“The only ‘collaborative’ approach these industry groups have taken is to collectively put their self-interests before protecting our national treasures,” says Don Hoffman, Executive Director of the Arizona Wilderness Coalition.
The Alliance recommends the phase out the use of powerboats on the proposed wilderness river. Powerboats seriously impact the wilderness experience and Park Service policy requires the agency to remove this “non-conforming” use. Non-motorized craft (oar-powered craft, dories, and paddleboats) easily provide a safe, enjoyable wilderness experience for all river runners.
Conservationists also propose to reduce group size to less than 20 people, a level consistent with a wilderness experience and preferred by most river runners. This is important because larger groups need more space for activities. When large groups camp at ever-diminishing beaches, they are forced to spread out into environmentally sensitive areas.
According to the Park Service, 96% of 25 camp sites monitored in the spring of 2003 had 10 trails per campsite, and one site had 88 trails. One trail is considered the limit to protect the shoreline areas of the canyon. Current impacts are severe enough to require native plant re-vegetation at nearly half of the river camp sites, according to NPS's draft Colorado River Management Plan.
“The Grand Canyon needs to be protected for generations to come and the Park Service has identified key problems such as trampled vegetation and noisy overcrowding at many sites along the river,” says Roxane George, speaking for the Sierra Club’s Grand Canyon chapter. “The outfitters’ plan is more of the same, but the Grand Canyon needs restoration and protection as its beaches grow smaller and wilderness disappears.”

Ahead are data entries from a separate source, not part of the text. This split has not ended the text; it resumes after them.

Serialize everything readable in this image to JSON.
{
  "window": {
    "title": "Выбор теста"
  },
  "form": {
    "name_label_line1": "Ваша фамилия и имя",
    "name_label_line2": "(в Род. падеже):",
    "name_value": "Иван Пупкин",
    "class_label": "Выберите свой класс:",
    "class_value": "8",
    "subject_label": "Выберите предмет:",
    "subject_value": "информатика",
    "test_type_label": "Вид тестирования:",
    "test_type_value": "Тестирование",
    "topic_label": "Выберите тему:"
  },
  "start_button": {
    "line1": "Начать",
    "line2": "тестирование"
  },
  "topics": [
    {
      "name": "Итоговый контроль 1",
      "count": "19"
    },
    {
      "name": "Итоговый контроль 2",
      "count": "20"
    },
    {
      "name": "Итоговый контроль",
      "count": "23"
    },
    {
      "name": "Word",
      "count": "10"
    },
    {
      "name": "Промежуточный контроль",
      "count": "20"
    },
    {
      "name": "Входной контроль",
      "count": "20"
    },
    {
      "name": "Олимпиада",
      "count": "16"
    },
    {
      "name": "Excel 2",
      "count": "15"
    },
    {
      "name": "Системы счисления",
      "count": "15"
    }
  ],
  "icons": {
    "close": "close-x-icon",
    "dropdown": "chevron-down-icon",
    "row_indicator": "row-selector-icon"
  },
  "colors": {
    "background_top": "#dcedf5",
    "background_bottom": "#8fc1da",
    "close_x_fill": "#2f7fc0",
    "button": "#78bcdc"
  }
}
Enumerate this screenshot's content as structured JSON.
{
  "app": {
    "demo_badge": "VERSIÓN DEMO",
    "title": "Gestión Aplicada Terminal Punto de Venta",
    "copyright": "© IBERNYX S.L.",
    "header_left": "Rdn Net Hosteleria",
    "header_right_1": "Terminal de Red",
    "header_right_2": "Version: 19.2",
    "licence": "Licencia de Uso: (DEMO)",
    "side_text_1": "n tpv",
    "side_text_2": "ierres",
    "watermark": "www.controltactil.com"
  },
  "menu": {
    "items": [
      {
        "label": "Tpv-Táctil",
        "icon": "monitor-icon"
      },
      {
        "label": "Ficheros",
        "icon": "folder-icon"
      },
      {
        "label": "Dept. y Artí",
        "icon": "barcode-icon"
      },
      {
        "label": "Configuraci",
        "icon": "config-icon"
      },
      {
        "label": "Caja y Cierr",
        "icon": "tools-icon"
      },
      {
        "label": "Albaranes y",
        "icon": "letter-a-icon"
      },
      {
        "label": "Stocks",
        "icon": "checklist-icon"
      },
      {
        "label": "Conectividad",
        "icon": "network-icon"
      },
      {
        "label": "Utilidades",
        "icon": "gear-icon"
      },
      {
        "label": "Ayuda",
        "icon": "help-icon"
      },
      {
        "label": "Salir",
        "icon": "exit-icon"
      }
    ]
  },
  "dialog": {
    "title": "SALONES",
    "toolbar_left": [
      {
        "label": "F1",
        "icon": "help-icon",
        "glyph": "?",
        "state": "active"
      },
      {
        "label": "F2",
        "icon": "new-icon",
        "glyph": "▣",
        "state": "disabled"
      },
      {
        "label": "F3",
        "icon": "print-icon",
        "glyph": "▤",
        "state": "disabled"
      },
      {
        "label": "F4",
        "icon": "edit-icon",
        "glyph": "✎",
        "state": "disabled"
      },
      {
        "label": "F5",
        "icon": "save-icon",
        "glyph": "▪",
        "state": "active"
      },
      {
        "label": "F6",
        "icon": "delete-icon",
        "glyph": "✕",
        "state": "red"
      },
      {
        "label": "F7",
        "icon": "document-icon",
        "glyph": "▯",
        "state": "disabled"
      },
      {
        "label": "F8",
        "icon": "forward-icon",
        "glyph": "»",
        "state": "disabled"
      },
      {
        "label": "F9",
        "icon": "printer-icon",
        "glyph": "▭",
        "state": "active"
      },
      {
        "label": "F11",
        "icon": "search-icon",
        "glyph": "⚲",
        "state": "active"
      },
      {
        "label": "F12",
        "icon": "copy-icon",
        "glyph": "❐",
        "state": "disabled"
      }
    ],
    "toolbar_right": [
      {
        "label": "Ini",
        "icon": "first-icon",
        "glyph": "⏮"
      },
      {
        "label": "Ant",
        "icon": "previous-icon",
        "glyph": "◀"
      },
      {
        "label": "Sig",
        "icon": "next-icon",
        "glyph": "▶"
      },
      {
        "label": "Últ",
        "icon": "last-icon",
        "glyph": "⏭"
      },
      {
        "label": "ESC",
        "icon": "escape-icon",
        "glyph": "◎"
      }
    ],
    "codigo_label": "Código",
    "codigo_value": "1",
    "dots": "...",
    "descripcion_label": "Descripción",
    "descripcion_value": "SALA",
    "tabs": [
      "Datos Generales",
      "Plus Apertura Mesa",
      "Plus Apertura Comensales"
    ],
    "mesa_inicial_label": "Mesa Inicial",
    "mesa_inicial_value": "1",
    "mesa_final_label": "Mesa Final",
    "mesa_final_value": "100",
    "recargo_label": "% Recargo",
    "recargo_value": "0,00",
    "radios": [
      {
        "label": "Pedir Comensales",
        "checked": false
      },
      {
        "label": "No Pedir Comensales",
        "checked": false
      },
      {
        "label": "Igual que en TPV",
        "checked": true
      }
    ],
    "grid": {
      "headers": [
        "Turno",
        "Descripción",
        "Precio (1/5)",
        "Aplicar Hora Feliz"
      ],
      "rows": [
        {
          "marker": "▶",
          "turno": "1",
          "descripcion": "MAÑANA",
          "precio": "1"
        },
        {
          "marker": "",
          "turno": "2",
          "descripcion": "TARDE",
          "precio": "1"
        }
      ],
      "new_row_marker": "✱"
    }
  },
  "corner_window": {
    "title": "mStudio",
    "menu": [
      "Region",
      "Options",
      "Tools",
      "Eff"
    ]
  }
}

The Grand Canyon Wilderness Alliance and the Sierra Club also strongly recommends reducing the number of encounters between boats to a level that is compatible with a wilderness experience. The Park Service’s own research shows the majority of river users prefer less than three encounters with other groups each day.
Rather than locking in commercial use, the wilderness groups recommend that the Park Service should provide commercial services only when they are demonstrated as necessary and appropriate and the minimum required for providing recreational rafting opportunities consistent with the purposes of wilderness. Only then should the agency establish freely adjustable and equitable use allocation between commercial and non-commercial river runners.
“Nothing more than the future of the Grand Canyon is at stake here,” says Jo Johnson, Co-Director of River Runners for Wilderness. “This ‘breakthrough’ is wiping out a chance for change for the river and further entrenches the status quo of crowds, noise, and ecological destruction taking place in the canyon.”